# Exercise prompt
For each line of the data below, copy it if it holds the word "title".

(Stored data entries)
+===+

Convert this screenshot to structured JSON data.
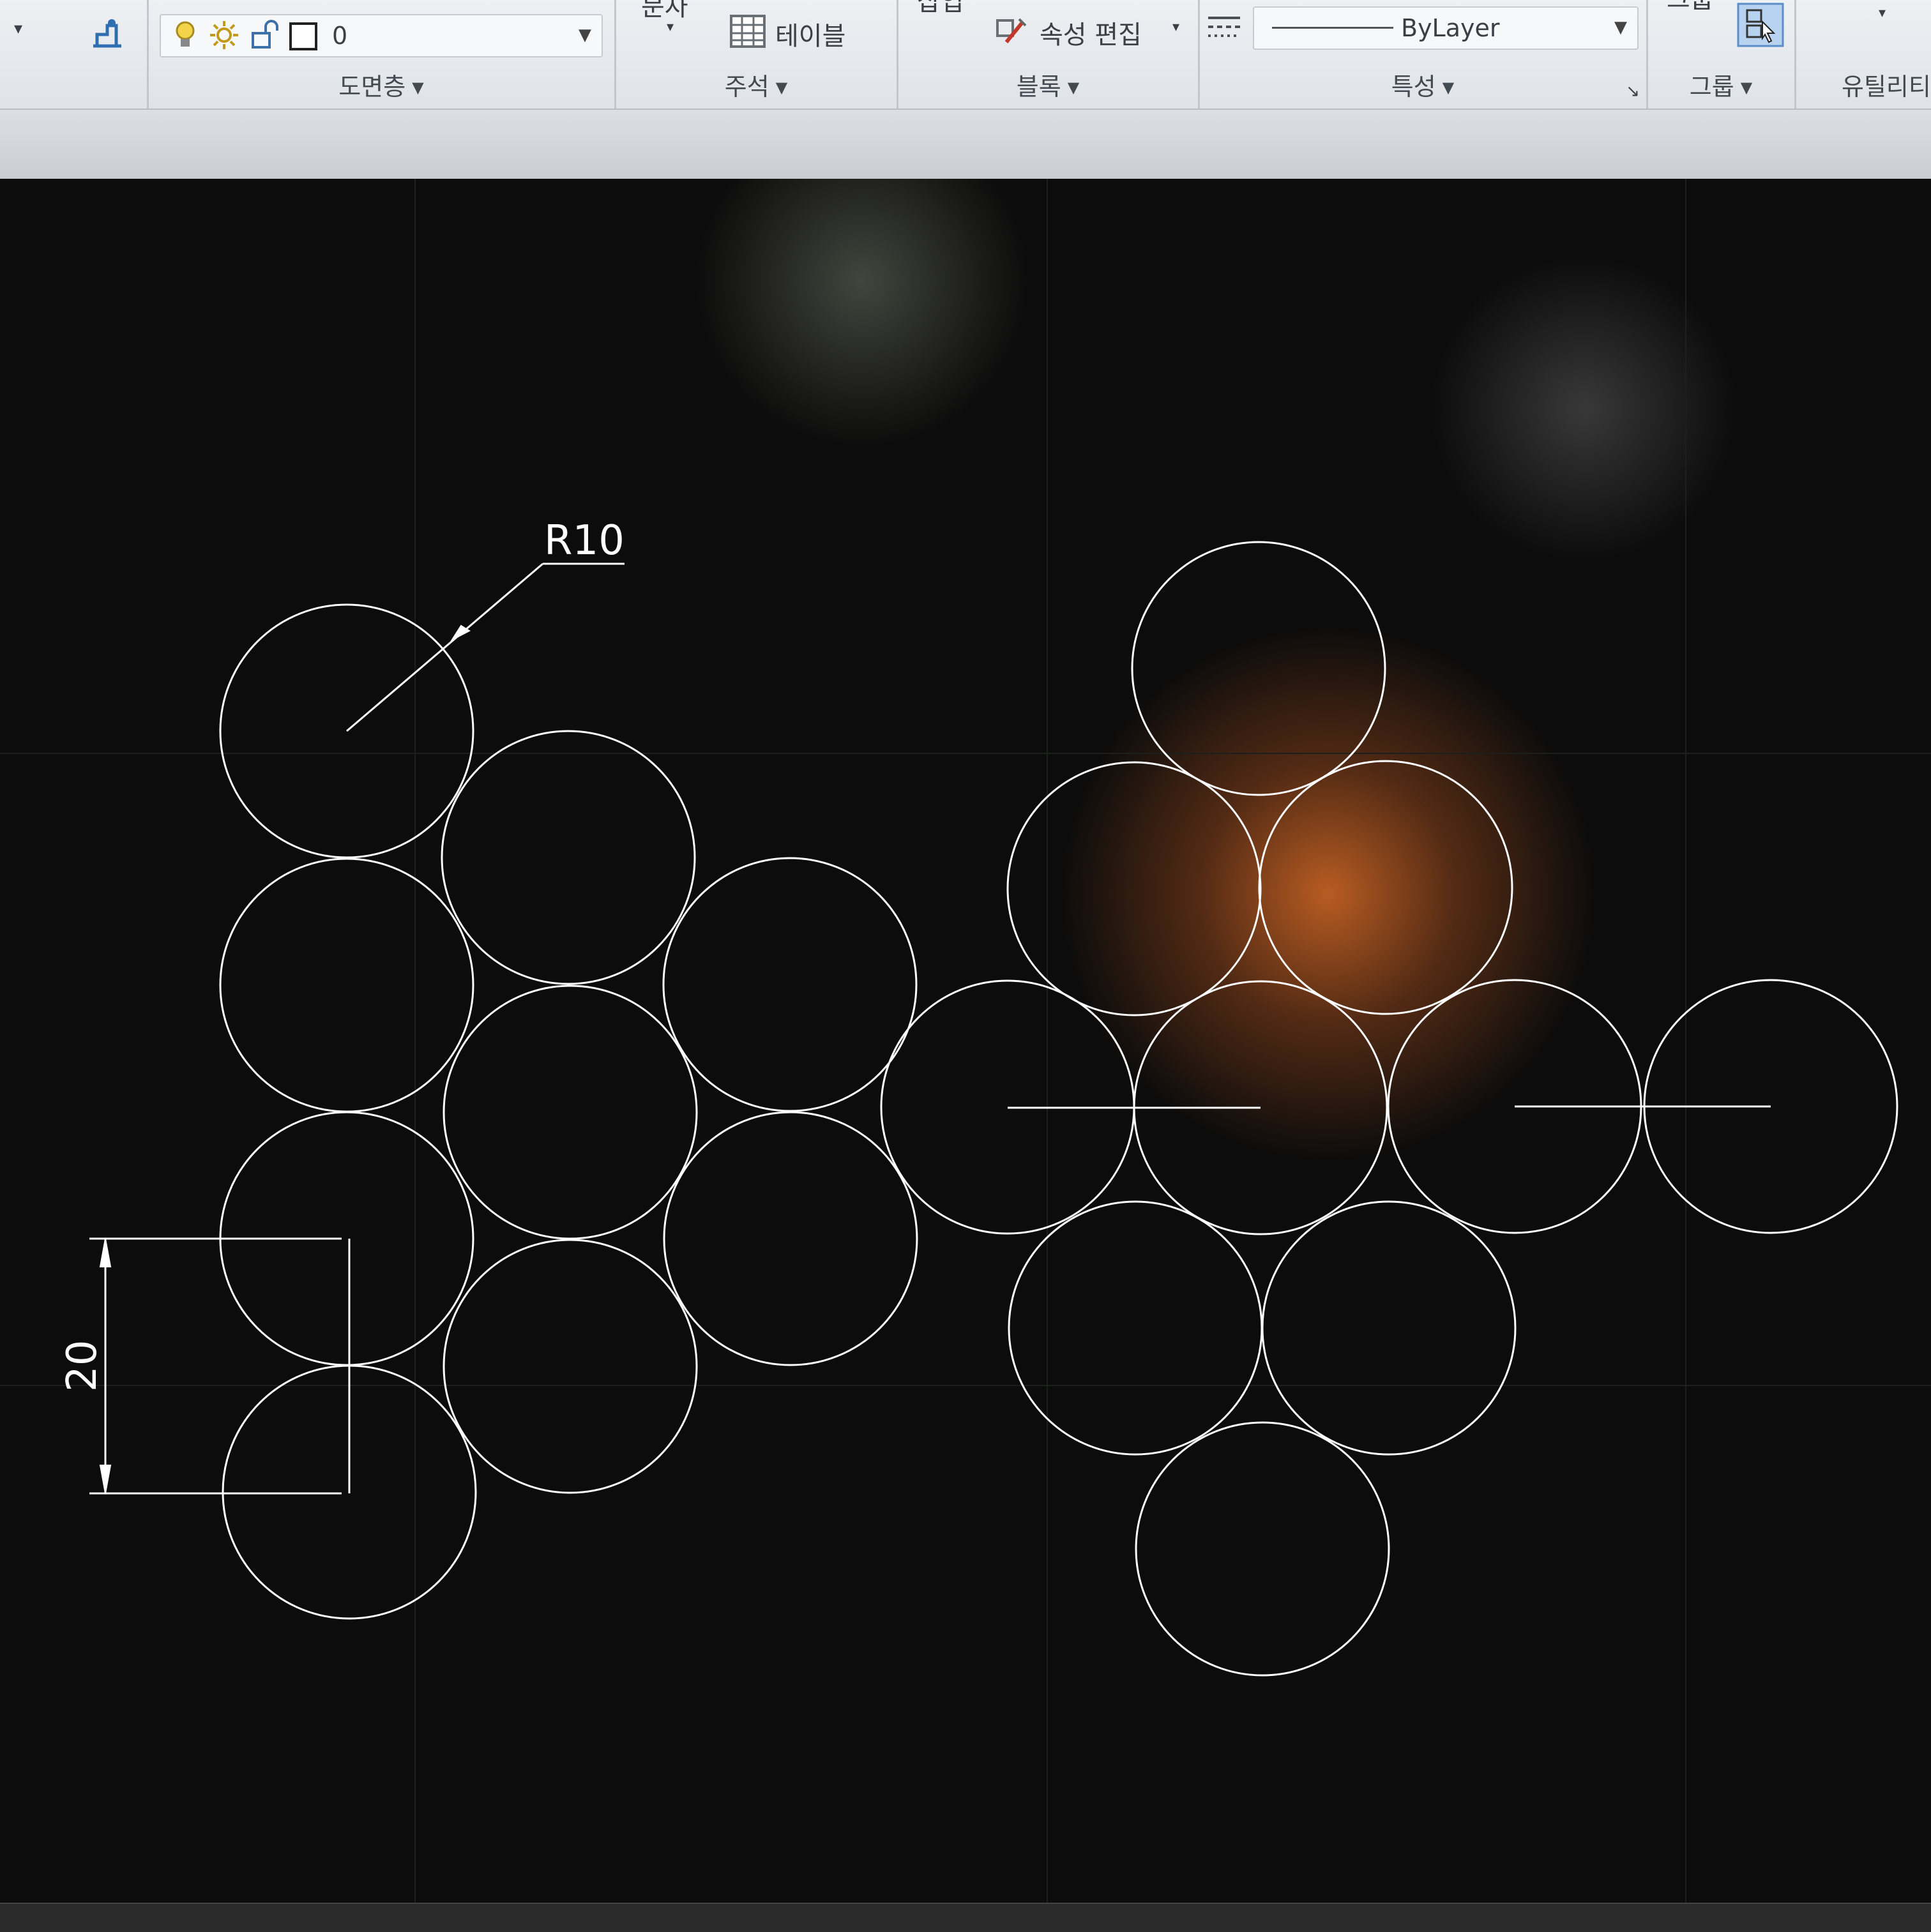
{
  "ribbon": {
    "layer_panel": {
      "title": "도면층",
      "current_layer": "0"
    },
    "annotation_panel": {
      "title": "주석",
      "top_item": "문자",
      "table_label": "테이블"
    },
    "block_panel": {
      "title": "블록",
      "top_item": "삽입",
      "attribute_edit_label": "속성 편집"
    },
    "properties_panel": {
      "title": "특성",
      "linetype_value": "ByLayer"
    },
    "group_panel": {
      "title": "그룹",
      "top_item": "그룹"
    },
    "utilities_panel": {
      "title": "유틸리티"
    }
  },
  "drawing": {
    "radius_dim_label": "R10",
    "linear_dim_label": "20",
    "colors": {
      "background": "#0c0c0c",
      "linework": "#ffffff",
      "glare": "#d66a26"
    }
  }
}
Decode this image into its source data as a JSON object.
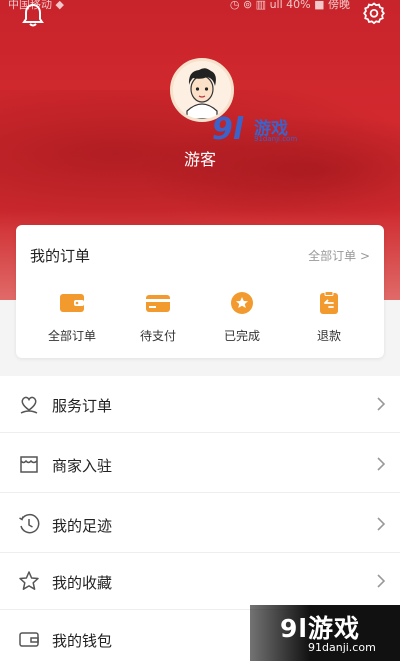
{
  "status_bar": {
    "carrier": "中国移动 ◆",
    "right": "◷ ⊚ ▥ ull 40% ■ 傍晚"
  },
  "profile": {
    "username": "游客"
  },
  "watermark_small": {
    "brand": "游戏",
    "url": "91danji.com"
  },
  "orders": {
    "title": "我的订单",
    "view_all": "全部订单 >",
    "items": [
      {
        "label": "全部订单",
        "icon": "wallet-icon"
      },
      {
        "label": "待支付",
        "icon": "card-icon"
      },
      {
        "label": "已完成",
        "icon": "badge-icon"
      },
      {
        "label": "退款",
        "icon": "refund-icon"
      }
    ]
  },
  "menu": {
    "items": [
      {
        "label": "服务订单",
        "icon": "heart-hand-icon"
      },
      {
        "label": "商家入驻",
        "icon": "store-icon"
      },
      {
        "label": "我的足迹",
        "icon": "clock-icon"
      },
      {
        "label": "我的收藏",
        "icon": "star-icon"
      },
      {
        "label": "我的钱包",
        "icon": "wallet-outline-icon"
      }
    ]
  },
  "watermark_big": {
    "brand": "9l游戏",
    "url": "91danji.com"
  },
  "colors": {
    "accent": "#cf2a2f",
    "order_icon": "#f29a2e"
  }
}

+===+

# Response for this exercise
      "title": "도면층",
      "title": "주석",
      "title": "블록",
      "title": "특성",
      "title": "그룹",
      "title": "유틸리티"
    "title": "我的订单",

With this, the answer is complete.